Your instructions: Determine how many lines of the material hold the word "tiktok", and answer with the number only.

Data to use:
::::::::

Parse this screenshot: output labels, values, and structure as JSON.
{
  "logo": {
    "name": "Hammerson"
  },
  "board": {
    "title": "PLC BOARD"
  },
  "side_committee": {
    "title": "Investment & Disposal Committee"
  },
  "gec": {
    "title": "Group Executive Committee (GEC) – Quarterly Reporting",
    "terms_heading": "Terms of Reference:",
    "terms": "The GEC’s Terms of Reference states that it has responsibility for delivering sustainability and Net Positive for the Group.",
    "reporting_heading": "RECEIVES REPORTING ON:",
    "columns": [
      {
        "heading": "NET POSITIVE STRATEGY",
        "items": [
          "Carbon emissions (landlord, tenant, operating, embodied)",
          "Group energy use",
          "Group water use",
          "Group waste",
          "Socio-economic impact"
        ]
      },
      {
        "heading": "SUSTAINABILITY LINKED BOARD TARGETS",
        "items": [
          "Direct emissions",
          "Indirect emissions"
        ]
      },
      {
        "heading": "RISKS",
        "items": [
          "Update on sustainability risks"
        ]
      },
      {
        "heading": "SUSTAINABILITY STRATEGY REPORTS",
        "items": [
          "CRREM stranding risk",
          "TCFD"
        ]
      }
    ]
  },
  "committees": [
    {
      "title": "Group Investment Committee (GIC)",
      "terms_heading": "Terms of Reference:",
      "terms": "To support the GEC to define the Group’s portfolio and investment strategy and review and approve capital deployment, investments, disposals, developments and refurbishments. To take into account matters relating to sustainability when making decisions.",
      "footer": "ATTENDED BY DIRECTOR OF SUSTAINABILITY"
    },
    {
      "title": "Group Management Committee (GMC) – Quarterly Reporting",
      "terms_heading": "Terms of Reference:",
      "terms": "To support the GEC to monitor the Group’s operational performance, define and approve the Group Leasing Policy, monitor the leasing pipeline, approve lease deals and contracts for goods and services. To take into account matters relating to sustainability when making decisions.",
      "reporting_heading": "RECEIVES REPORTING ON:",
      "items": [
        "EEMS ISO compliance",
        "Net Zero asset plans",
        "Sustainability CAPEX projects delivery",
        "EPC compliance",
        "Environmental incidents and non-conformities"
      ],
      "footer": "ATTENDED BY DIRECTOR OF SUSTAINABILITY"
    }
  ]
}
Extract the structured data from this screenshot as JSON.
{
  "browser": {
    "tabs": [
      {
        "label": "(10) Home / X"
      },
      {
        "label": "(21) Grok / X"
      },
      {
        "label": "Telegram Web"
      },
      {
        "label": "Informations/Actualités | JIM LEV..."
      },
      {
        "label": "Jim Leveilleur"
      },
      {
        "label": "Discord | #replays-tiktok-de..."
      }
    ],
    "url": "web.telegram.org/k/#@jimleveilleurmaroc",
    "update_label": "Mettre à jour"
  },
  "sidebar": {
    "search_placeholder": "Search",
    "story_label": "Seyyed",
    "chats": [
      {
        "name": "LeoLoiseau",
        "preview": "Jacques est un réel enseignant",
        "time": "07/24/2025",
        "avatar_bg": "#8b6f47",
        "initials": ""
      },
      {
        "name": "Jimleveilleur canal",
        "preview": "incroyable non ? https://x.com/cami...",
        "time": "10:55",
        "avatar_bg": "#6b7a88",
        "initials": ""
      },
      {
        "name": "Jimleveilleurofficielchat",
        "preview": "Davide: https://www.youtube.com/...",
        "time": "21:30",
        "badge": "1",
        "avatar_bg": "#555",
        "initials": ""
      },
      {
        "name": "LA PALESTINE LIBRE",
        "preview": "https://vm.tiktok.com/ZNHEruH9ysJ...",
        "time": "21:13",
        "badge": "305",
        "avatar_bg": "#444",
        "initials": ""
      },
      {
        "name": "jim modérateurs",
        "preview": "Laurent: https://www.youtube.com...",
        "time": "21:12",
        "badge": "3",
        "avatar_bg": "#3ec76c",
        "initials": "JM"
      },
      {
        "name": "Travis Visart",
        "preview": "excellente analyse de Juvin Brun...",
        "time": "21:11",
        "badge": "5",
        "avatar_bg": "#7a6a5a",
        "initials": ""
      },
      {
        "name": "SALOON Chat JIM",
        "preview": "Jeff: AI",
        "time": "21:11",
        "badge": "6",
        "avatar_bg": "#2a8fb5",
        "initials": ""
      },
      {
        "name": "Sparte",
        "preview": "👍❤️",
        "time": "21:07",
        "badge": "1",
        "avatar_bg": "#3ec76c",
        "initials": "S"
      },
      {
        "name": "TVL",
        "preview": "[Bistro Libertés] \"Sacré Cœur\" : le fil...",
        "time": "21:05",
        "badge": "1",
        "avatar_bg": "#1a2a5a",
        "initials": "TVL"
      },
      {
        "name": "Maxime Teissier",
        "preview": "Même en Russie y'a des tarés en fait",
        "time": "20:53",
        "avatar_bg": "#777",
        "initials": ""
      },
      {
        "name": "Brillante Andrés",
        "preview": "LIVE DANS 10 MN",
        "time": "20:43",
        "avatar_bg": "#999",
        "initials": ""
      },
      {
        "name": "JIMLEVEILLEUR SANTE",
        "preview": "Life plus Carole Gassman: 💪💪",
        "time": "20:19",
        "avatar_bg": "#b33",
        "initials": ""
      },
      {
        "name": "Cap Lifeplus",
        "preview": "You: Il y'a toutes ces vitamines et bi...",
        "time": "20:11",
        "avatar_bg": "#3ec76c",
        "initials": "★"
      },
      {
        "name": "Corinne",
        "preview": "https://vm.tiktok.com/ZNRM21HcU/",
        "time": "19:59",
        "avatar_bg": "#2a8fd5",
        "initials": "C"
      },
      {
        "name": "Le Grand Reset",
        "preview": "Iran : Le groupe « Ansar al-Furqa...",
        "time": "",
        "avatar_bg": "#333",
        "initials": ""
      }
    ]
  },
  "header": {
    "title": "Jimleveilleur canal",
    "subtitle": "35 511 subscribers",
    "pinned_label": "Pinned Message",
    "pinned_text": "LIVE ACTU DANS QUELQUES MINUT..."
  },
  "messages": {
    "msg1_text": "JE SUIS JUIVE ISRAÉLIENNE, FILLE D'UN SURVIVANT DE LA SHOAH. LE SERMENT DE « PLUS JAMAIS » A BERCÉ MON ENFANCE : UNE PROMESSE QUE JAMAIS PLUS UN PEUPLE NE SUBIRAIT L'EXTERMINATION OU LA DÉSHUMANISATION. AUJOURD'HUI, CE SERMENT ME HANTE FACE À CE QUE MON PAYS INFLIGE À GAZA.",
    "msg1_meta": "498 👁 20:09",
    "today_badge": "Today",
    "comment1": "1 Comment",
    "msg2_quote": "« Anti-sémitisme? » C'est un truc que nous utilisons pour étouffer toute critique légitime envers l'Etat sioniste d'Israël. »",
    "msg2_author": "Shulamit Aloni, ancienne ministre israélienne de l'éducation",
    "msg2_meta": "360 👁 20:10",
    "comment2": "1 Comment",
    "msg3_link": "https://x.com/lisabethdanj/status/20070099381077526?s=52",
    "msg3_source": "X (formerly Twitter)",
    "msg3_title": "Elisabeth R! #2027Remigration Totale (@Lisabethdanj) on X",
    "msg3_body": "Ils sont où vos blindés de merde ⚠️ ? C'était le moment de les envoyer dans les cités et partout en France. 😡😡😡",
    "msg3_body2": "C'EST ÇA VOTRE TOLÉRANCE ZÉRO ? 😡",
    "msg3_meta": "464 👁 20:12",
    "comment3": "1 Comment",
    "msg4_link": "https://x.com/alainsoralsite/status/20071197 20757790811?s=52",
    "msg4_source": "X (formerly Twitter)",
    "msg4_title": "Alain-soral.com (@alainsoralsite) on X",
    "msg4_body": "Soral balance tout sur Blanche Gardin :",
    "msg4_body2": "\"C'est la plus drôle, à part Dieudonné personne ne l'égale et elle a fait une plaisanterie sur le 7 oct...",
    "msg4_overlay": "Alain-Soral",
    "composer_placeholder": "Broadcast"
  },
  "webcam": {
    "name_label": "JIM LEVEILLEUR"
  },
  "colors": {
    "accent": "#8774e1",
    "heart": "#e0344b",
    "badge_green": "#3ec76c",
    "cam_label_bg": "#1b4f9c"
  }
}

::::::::

Response to this task: 3